Work instructions:
Report every line of the records that contains the word "Listing".

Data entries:
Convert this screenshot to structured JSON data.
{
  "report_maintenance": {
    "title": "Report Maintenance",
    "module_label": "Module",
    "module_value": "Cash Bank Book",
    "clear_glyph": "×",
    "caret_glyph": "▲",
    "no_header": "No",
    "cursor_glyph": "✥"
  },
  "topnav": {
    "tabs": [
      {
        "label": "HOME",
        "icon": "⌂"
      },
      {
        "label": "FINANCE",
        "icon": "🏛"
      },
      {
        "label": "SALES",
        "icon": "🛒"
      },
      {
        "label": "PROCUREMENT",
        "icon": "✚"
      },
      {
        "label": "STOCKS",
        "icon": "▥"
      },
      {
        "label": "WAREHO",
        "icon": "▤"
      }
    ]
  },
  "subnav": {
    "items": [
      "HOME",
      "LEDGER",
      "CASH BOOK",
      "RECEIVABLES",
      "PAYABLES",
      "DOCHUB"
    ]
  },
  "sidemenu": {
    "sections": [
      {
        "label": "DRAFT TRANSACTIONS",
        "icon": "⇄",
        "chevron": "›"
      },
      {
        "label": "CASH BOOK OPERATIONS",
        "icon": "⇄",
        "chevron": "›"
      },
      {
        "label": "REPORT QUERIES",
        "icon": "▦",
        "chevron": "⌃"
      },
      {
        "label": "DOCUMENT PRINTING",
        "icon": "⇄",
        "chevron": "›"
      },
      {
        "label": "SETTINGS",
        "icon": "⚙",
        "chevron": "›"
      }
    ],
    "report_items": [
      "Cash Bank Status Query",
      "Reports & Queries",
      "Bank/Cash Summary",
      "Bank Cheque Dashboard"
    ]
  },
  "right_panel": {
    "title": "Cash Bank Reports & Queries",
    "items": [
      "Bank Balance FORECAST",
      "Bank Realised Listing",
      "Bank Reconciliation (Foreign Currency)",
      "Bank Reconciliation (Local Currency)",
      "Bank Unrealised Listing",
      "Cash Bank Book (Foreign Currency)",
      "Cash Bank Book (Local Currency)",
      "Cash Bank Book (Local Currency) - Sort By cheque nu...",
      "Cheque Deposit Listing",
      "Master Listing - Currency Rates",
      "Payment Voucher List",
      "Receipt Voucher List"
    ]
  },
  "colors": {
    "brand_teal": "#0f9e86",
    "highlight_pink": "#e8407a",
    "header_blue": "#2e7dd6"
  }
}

Output for this task:
      "Bank Realised Listing",
      "Bank Unrealised Listing",
      "Cheque Deposit Listing",
      "Master Listing - Currency Rates",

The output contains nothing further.